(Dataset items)
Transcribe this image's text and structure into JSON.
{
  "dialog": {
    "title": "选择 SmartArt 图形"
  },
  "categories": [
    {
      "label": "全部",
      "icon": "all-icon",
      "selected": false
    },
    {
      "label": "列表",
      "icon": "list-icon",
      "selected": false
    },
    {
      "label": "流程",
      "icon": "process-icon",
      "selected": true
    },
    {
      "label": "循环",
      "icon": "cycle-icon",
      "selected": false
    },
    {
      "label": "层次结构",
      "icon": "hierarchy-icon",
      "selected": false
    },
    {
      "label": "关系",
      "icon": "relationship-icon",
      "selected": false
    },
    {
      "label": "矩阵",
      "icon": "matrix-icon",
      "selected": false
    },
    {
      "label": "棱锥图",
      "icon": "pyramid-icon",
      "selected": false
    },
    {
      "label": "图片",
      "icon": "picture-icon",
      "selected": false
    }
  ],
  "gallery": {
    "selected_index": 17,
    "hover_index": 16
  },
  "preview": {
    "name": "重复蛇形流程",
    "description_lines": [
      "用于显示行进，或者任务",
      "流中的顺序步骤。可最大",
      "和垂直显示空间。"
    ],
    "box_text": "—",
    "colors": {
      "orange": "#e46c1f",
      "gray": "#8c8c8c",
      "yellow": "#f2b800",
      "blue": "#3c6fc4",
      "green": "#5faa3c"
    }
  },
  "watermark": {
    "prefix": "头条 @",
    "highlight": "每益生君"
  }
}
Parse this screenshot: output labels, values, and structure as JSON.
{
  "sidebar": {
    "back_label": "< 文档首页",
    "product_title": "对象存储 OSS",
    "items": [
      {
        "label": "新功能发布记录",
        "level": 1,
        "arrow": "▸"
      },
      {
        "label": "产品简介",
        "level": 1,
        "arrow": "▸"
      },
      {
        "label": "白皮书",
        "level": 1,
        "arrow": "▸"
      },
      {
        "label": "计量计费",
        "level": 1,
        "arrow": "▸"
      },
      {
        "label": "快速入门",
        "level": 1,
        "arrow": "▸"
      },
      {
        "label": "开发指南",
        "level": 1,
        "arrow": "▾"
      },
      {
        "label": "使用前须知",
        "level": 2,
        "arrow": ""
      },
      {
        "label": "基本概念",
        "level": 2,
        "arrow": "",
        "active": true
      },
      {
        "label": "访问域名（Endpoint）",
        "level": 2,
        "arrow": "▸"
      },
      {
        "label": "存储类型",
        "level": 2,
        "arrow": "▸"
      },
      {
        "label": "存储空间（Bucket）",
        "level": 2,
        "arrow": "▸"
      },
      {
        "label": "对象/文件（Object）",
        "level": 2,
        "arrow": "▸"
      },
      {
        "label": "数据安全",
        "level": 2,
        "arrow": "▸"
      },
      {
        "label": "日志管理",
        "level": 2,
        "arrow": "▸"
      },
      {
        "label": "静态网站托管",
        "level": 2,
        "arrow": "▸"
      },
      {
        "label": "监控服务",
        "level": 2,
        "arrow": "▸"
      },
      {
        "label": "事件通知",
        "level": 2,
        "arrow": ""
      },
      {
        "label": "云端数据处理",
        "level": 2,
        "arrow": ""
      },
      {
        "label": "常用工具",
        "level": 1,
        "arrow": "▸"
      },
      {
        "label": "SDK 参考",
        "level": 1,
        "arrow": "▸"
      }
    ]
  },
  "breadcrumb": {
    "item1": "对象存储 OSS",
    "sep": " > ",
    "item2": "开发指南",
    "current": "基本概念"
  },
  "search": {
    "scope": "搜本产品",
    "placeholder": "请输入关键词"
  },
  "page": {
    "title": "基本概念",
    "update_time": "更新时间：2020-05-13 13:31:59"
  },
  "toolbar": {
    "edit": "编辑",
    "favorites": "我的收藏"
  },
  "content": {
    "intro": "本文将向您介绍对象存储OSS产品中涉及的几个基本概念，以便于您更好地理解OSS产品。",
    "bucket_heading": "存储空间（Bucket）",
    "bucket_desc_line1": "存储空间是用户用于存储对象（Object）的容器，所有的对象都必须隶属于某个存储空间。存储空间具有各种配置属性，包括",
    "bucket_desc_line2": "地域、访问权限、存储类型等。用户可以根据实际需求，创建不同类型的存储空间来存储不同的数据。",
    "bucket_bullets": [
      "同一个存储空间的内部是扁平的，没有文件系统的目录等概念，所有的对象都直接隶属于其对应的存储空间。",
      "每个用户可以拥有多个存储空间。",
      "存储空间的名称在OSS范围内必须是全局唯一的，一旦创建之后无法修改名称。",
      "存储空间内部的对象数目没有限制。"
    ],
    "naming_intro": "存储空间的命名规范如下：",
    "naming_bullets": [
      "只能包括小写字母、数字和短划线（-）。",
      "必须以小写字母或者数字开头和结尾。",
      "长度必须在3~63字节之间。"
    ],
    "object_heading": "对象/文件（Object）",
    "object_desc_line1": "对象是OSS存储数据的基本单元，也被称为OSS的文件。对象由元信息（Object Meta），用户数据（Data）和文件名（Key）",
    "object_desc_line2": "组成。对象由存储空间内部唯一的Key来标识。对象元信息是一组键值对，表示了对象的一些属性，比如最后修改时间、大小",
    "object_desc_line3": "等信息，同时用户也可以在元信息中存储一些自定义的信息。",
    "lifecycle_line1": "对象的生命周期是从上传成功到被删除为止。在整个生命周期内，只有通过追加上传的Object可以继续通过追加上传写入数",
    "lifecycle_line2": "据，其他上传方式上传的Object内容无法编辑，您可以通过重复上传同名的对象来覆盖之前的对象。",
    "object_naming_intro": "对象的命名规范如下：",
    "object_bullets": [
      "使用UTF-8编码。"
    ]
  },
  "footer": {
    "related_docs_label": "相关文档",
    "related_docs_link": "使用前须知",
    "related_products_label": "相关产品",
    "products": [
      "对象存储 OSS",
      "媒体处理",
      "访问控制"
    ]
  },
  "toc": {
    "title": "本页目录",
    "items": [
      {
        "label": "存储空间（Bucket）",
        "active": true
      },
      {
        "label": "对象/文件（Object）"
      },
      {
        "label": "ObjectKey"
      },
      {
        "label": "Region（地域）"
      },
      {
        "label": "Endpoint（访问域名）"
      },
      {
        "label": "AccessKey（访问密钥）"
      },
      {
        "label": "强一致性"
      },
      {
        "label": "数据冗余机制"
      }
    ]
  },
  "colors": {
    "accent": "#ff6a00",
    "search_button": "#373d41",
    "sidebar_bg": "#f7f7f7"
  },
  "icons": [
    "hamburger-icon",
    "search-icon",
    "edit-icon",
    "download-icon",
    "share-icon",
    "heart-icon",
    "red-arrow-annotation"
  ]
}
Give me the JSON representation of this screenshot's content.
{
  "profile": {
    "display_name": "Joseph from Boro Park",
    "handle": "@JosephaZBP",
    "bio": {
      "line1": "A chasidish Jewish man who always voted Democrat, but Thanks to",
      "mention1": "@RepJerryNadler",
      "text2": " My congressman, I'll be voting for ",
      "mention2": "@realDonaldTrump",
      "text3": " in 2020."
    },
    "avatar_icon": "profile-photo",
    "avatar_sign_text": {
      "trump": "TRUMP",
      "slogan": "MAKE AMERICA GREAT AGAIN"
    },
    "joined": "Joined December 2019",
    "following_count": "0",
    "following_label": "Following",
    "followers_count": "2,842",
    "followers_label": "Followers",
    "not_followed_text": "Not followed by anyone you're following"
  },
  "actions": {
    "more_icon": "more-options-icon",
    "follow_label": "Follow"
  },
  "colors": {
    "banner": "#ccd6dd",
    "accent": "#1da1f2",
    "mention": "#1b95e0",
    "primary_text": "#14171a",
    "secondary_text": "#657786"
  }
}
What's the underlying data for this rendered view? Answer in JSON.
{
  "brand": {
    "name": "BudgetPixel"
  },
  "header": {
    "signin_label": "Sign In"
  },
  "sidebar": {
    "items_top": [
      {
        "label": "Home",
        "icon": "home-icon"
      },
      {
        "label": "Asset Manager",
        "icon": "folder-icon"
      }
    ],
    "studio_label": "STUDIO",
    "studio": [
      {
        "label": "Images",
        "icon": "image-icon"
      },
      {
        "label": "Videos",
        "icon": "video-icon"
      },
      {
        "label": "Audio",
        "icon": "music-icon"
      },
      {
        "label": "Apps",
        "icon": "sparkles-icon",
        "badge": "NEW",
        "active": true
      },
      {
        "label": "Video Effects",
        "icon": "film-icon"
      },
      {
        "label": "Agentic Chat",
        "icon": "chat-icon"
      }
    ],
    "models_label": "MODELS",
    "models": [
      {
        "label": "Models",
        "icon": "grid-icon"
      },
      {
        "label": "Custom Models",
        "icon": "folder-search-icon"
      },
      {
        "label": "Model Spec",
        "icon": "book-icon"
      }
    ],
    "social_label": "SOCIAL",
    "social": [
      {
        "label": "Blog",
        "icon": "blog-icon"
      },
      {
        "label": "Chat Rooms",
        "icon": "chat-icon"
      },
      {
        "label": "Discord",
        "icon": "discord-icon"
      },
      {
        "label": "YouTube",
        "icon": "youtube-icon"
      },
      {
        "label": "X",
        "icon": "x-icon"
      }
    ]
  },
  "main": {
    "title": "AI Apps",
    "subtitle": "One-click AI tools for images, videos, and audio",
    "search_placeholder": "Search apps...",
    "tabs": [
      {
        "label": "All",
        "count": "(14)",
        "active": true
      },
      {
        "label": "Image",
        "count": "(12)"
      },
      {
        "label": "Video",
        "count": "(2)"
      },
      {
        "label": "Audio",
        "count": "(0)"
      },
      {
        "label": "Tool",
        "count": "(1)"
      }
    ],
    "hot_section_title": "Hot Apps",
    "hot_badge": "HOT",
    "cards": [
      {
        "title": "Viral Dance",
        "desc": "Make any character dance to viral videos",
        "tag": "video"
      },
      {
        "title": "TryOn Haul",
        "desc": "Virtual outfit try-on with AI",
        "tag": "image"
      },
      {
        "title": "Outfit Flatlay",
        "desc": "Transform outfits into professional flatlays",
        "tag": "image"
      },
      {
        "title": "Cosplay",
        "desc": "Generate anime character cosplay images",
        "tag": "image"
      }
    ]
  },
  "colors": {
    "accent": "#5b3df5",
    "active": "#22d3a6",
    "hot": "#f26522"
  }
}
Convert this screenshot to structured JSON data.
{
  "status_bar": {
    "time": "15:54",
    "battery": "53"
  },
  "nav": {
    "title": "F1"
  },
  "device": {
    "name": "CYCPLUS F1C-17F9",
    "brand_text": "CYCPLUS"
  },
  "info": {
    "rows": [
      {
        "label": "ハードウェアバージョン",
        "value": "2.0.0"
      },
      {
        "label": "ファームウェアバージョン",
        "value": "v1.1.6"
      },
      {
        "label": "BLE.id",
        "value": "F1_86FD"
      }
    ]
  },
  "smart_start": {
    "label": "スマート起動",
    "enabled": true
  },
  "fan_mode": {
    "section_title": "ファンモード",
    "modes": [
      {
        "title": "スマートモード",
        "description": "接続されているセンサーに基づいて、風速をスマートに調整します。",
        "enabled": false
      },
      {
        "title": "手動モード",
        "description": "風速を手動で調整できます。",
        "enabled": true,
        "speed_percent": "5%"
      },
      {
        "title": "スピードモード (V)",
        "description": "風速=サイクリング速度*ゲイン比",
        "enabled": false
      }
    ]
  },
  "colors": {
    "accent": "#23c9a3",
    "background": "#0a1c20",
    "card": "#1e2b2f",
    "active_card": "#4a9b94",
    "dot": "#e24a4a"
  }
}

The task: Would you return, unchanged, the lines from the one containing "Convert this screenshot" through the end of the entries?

Your response:
Convert this screenshot to structured JSON data.
{
  "status_bar": {
    "time": "15:54",
    "battery": "53"
  },
  "nav": {
    "title": "F1"
  },
  "device": {
    "name": "CYCPLUS F1C-17F9",
    "brand_text": "CYCPLUS"
  },
  "info": {
    "rows": [
      {
        "label": "ハードウェアバージョン",
        "value": "2.0.0"
      },
      {
        "label": "ファームウェアバージョン",
        "value": "v1.1.6"
      },
      {
        "label": "BLE.id",
        "value": "F1_86FD"
      }
    ]
  },
  "smart_start": {
    "label": "スマート起動",
    "enabled": true
  },
  "fan_mode": {
    "section_title": "ファンモード",
    "modes": [
      {
        "title": "スマートモード",
        "description": "接続されているセンサーに基づいて、風速をスマートに調整します。",
        "enabled": false
      },
      {
        "title": "手動モード",
        "description": "風速を手動で調整できます。",
        "enabled": true,
        "speed_percent": "5%"
      },
      {
        "title": "スピードモード (V)",
        "description": "風速=サイクリング速度*ゲイン比",
        "enabled": false
      }
    ]
  },
  "colors": {
    "accent": "#23c9a3",
    "background": "#0a1c20",
    "card": "#1e2b2f",
    "active_card": "#4a9b94",
    "dot": "#e24a4a"
  }
}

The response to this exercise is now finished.